Saturday, October 8, 2011
I was honored to meet and work with Steve Jobs in 1984 as I led a project to enhance the capabilities of the information systems powering the new Macintosh factory in Fremont, California. I was but a small star in Steve’s large universe, but it was a privilege to see first hand bits and pieces of his genius that would make a profound impact on my life. It was only fitting that my iPhone, a brilliant example of his bold creativity and attention to product excellence, would deliver a news alert about his passing Wednesday afternoon.
In our home, I counted one old Apple II (a part of my personal computer museum), three Macintosh computers, one iPhone, one iPad, a whole raft of iPods, and several Pixar movies as tangible examples of his affect on our lives. Yes, we directly benefited from Steve’s genius.
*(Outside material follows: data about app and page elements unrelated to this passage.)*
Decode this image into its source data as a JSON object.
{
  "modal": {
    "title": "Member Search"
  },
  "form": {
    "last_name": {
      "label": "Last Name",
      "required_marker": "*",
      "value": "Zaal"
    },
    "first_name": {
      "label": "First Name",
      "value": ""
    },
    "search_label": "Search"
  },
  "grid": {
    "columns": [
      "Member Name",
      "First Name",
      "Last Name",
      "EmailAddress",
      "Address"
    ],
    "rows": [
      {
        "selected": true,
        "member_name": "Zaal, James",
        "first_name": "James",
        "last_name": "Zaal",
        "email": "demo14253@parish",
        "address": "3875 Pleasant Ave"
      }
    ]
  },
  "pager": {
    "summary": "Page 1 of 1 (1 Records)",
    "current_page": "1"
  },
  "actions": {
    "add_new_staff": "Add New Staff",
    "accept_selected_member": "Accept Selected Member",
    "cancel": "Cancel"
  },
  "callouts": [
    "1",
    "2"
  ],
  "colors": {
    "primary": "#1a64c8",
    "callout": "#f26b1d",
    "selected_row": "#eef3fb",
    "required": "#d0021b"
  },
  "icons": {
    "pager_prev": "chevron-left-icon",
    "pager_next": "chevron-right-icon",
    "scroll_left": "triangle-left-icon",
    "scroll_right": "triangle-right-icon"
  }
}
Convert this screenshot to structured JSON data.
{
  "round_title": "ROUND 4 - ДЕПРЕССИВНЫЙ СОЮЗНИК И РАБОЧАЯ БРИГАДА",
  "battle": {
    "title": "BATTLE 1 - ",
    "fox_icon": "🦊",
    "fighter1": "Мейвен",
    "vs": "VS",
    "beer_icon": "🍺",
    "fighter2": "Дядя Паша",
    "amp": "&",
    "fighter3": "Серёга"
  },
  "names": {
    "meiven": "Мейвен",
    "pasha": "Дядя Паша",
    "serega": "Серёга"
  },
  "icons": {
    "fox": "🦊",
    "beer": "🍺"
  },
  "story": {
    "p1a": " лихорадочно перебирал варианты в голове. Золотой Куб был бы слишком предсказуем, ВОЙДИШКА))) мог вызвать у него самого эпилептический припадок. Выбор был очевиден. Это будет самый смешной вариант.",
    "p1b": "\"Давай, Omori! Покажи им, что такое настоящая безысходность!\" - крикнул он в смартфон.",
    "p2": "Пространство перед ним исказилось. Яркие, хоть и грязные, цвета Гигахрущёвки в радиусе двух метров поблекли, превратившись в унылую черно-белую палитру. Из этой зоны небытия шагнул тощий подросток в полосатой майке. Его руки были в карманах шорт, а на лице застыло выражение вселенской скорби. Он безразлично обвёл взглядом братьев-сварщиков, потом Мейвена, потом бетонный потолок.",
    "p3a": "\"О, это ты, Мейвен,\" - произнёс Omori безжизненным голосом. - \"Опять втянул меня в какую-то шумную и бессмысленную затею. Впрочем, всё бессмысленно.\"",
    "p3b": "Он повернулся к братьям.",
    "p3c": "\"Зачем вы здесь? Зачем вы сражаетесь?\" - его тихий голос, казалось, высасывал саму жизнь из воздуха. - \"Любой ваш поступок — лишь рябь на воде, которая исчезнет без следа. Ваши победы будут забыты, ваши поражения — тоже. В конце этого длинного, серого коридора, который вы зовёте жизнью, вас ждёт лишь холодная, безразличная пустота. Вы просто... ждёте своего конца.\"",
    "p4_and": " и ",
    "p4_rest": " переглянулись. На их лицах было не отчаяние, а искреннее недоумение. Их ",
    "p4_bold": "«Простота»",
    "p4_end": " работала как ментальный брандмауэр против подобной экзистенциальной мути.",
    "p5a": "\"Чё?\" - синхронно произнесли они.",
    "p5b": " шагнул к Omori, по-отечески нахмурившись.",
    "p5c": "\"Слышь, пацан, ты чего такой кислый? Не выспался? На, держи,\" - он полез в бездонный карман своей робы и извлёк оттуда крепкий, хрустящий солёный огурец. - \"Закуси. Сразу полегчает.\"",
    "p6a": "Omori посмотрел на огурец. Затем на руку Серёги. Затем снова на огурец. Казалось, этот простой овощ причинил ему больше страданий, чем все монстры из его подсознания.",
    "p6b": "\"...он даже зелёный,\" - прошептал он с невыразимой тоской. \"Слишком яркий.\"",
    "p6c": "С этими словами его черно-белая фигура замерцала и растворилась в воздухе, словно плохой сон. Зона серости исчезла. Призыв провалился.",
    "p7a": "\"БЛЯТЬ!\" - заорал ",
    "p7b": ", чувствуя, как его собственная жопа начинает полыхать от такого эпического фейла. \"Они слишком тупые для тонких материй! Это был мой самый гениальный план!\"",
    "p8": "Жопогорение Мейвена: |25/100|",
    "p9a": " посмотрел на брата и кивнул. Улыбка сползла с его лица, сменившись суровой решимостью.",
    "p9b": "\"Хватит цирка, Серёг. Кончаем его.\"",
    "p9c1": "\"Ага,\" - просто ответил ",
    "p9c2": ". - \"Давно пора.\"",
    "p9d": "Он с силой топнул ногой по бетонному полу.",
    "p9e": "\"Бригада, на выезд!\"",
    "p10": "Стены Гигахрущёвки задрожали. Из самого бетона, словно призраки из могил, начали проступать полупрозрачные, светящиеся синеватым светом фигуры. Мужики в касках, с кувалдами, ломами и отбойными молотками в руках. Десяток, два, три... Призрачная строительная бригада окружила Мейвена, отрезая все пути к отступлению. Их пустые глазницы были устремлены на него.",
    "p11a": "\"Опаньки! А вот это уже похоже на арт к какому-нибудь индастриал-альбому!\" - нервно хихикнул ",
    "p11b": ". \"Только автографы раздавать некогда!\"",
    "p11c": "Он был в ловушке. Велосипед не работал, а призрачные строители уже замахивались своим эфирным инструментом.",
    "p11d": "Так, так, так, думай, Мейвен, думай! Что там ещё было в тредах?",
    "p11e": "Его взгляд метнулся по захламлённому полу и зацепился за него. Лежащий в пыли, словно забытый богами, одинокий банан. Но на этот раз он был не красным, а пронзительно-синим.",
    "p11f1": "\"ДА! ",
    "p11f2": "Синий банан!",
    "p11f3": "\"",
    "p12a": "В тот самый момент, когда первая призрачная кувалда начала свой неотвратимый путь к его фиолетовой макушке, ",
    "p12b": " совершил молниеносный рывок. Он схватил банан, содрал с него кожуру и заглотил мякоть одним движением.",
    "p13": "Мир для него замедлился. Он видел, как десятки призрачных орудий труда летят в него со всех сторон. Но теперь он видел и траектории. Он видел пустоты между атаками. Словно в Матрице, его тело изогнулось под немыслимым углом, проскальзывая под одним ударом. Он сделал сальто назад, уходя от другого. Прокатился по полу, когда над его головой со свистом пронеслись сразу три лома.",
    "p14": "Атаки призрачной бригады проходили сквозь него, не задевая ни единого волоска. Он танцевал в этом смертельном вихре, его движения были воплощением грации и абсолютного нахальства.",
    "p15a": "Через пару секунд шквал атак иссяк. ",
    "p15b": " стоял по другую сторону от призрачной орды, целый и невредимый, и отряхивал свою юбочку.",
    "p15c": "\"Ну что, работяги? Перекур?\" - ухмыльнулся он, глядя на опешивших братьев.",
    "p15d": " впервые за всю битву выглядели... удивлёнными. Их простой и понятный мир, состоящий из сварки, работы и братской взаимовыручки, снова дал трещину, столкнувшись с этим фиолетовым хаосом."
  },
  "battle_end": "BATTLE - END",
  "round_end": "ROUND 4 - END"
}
As I pondered his death and considered my own mortality (I am two years older than he), I was impressed by Steve’s insight that he shared in his famous Stanford commencement address:
Remembering that I’ll be dead soon is the most important tool I’ve ever encountered to help me make the big choices in life. Because almost everything — all external expectations, all pride, all fear of embarrassment or failure – these things just fall away in the face of death, leaving only what is truly important. Remembering that you are going to die is the best way I know to avoid the trap of thinking you have something to lose. You are already naked. There is no reason not to follow your heart.
“To Follow Your Heart” is great advice, but not always easy to follow. I have found myself deeply reflecting on that advice during the past few days. In the things which matter most – family and faith – I have followed my heart and have been blessed beyond measure. But I must admit that professionally, I wonder. Am I really engaged in the right things which will deliver the most value to my fellow beings and bring the most joy? Should I soldier on, or make significant changes? What does my heart really say?
Thank you, Steve, for sharing your world-changing genius with all of us. And thank you for triggering the deep introspection of the past few days. May you rest in peace.
And than you, Jonathan Mak, for your inspiring logo tribute to Steve.